  • Catch them being right. Teens who are trying to assert their independence can be exasperating. It’s only natural that we correct, remind, and nag in our efforts to get them to do their chores, look presentable, and do well in school. But if all the kids hear is criticism, they soon tune us out. At least once a day (ideally more than that), catch your kid doing the right thing, looking good, or behaving admirably – even if it’s a stretch; even if they’re only doing what they ought to be doing. When kids feel recognized for the positives, they are more likely to pay attention when we offer suggestions and critiques.

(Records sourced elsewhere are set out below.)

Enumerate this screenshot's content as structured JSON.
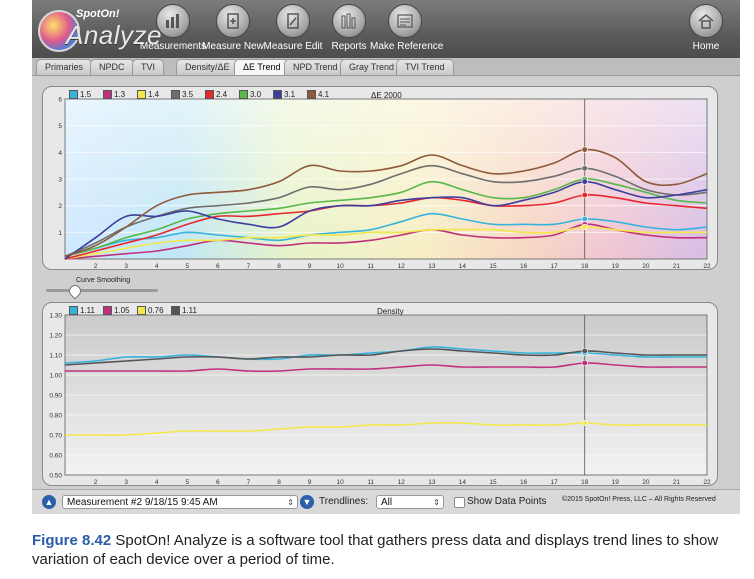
{
  "app": {
    "logo_small": "SpotOn!",
    "logo_large": "Analyze"
  },
  "toolbar": {
    "buttons": [
      {
        "label": "Measurements",
        "icon": "bar-chart-icon"
      },
      {
        "label": "Measure New",
        "icon": "document-plus-icon"
      },
      {
        "label": "Measure Edit",
        "icon": "document-edit-icon"
      },
      {
        "label": "Reports",
        "icon": "reports-icon"
      },
      {
        "label": "Make Reference",
        "icon": "reference-icon"
      }
    ],
    "home_label": "Home"
  },
  "tabs": [
    "Primaries",
    "NPDC",
    "TVI",
    "Density/ΔE",
    "ΔE Trend",
    "NPD Trend",
    "Gray Trend",
    "TVI Trend"
  ],
  "active_tab": "ΔE Trend",
  "smoothing": {
    "label": "Curve Smoothing",
    "value_fraction": 0.25
  },
  "charts": {
    "de": {
      "title": "ΔE 2000",
      "x": [
        1,
        2,
        3,
        4,
        5,
        6,
        7,
        8,
        9,
        10,
        11,
        12,
        13,
        14,
        15,
        16,
        17,
        18,
        19,
        20,
        21,
        22
      ],
      "xlim": [
        1,
        22
      ],
      "ylim": [
        0,
        6
      ],
      "yticks": [
        1,
        2,
        3,
        4,
        5,
        6
      ],
      "marker_x": 18,
      "series": [
        {
          "name": "1.5",
          "color": "#37b3dd",
          "values": [
            0.1,
            0.4,
            0.7,
            0.8,
            1.0,
            0.9,
            0.8,
            0.7,
            0.9,
            1.0,
            1.1,
            1.4,
            1.7,
            1.5,
            1.3,
            1.3,
            1.3,
            1.5,
            1.4,
            1.2,
            1.1,
            1.2
          ]
        },
        {
          "name": "1.3",
          "color": "#c0307f",
          "values": [
            0.0,
            0.1,
            0.2,
            0.3,
            0.5,
            0.7,
            0.6,
            0.5,
            0.6,
            0.6,
            0.7,
            0.9,
            1.1,
            0.9,
            0.8,
            0.8,
            0.9,
            1.3,
            1.1,
            0.9,
            0.8,
            0.8
          ]
        },
        {
          "name": "1.4",
          "color": "#f3e84a",
          "values": [
            0.0,
            0.2,
            0.4,
            0.6,
            0.7,
            0.7,
            0.8,
            0.8,
            0.9,
            0.9,
            1.0,
            1.0,
            1.1,
            1.1,
            1.1,
            1.0,
            1.0,
            1.2,
            1.1,
            1.0,
            1.0,
            1.0
          ]
        },
        {
          "name": "3.5",
          "color": "#6e6e6e",
          "values": [
            0.1,
            0.6,
            1.2,
            1.6,
            1.9,
            2.0,
            2.1,
            2.3,
            2.7,
            2.6,
            2.8,
            3.2,
            3.5,
            3.2,
            2.9,
            2.9,
            3.1,
            3.4,
            3.1,
            2.6,
            2.4,
            2.5
          ]
        },
        {
          "name": "2.4",
          "color": "#e8262e",
          "values": [
            0.0,
            0.3,
            0.6,
            0.9,
            1.3,
            1.6,
            1.6,
            1.7,
            1.8,
            2.0,
            2.0,
            2.1,
            2.3,
            2.2,
            2.0,
            2.0,
            2.1,
            2.4,
            2.3,
            2.1,
            2.0,
            1.9
          ]
        },
        {
          "name": "3.0",
          "color": "#58b849",
          "values": [
            0.1,
            0.4,
            0.8,
            1.1,
            1.5,
            1.7,
            1.8,
            1.9,
            2.1,
            2.2,
            2.3,
            2.5,
            2.9,
            2.6,
            2.3,
            2.3,
            2.6,
            3.0,
            2.8,
            2.5,
            2.2,
            2.1
          ]
        },
        {
          "name": "3.1",
          "color": "#3d3e9e",
          "values": [
            0.0,
            0.8,
            1.6,
            1.6,
            1.8,
            1.5,
            1.3,
            1.2,
            1.8,
            2.0,
            2.0,
            2.2,
            2.3,
            2.3,
            2.0,
            2.2,
            2.5,
            2.9,
            2.6,
            2.3,
            2.4,
            2.6
          ]
        },
        {
          "name": "4.1",
          "color": "#8e5a3b",
          "values": [
            0.1,
            0.5,
            1.2,
            2.0,
            2.4,
            2.5,
            2.6,
            2.9,
            3.5,
            3.3,
            3.3,
            3.5,
            3.9,
            3.5,
            3.2,
            3.3,
            3.6,
            4.1,
            3.8,
            2.9,
            2.8,
            3.2
          ]
        }
      ]
    },
    "density": {
      "title": "Density",
      "x": [
        1,
        2,
        3,
        4,
        5,
        6,
        7,
        8,
        9,
        10,
        11,
        12,
        13,
        14,
        15,
        16,
        17,
        18,
        19,
        20,
        21,
        22
      ],
      "xlim": [
        1,
        22
      ],
      "ylim": [
        0.5,
        1.3
      ],
      "yticks": [
        0.5,
        0.6,
        0.7,
        0.8,
        0.9,
        1.0,
        1.1,
        1.2,
        1.3
      ],
      "marker_x": 18,
      "series": [
        {
          "name": "1.11",
          "color": "#37b3dd",
          "values": [
            1.06,
            1.07,
            1.09,
            1.09,
            1.1,
            1.09,
            1.08,
            1.08,
            1.1,
            1.1,
            1.11,
            1.12,
            1.14,
            1.13,
            1.12,
            1.11,
            1.11,
            1.11,
            1.1,
            1.09,
            1.09,
            1.09
          ]
        },
        {
          "name": "1.05",
          "color": "#c0307f",
          "values": [
            1.02,
            1.02,
            1.02,
            1.02,
            1.02,
            1.03,
            1.02,
            1.02,
            1.03,
            1.03,
            1.03,
            1.04,
            1.05,
            1.04,
            1.04,
            1.04,
            1.04,
            1.06,
            1.05,
            1.04,
            1.04,
            1.04
          ]
        },
        {
          "name": "0.76",
          "color": "#f3e84a",
          "values": [
            0.7,
            0.7,
            0.7,
            0.71,
            0.72,
            0.72,
            0.72,
            0.73,
            0.74,
            0.74,
            0.75,
            0.75,
            0.76,
            0.76,
            0.75,
            0.75,
            0.75,
            0.76,
            0.75,
            0.75,
            0.75,
            0.75
          ]
        },
        {
          "name": "1.11",
          "color": "#555555",
          "values": [
            1.05,
            1.06,
            1.07,
            1.08,
            1.09,
            1.09,
            1.08,
            1.09,
            1.09,
            1.1,
            1.1,
            1.12,
            1.13,
            1.12,
            1.11,
            1.1,
            1.1,
            1.12,
            1.11,
            1.1,
            1.1,
            1.1
          ]
        }
      ]
    }
  },
  "bottom": {
    "measurement": "Measurement #2 9/18/15 9:45 AM",
    "trendlines_label": "Trendlines:",
    "trendlines_value": "All",
    "show_points_label": "Show Data Points",
    "copyright": "©2015 SpotOn! Press, LLC – All Rights Reserved"
  },
  "caption": {
    "fig": "Figure 8.42",
    "text": "SpotOn! Analyze is a software tool that gathers press data and displays trend lines to show variation of each device over a period of time."
  }
}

  • Don’t add your noise to their noise. Like people who get louder when trying to communicate with a person who doesn’t speak their language, the kids up the decibels as a way to make a point. The sure way to lose a fight is to respond in kind. When invited to a shouting match, you’ll get further if you instead kindly and sympathetically tell your teen that you’ll be happy to discuss the issue adult-to-adult when he or she is ready. Then go about your business until things can be talked out rationally.
  • Give in on some things. This is a version of “pick your battles.” Remember: Part of the motivation for teen pigheadedness is to show you that you’re no longer the boss all the time. The kids want to be the boss of themselves. There are probably some things that aren’t really worth the struggle to you. Does it really matter if your teen gets in at 10:00 or 10:30? Do you really care if she drops violin as long as she keeps up piano? Is it worth it to battle over standards for her room if it’s at least minimally sanitary? By all means, give the kids the tussle they’re looking for but let them negotiate a compromise now and then. They’ll feel empowered. You’ll have a little control over what they are feeling empowered about.
  • When you can’t give in, give way. Once a teen has taken a stand, pride becomes more important than the issue. Listen for places where you actually agree. Be willing to entertain a compromise. Offer a deal that preserves kid dignity even though it means that your way is how it’s got to be. This preserves the relationship between you so that you can play another day.
  • Be a role model of adults behaving responsibly. You might win coolness points by offering the kids a beer or ignoring obvious drug use. But your kid will lose respect for the law and won’t get what it means to be a responsible adult if you do. As much as they resist it, they do count on us to be clear about the rules and to be consistent about applying them. While they are pinging and ponging, they need us to be the “net.” Adult steadiness provides much-needed stability in an otherwise confusing time of life.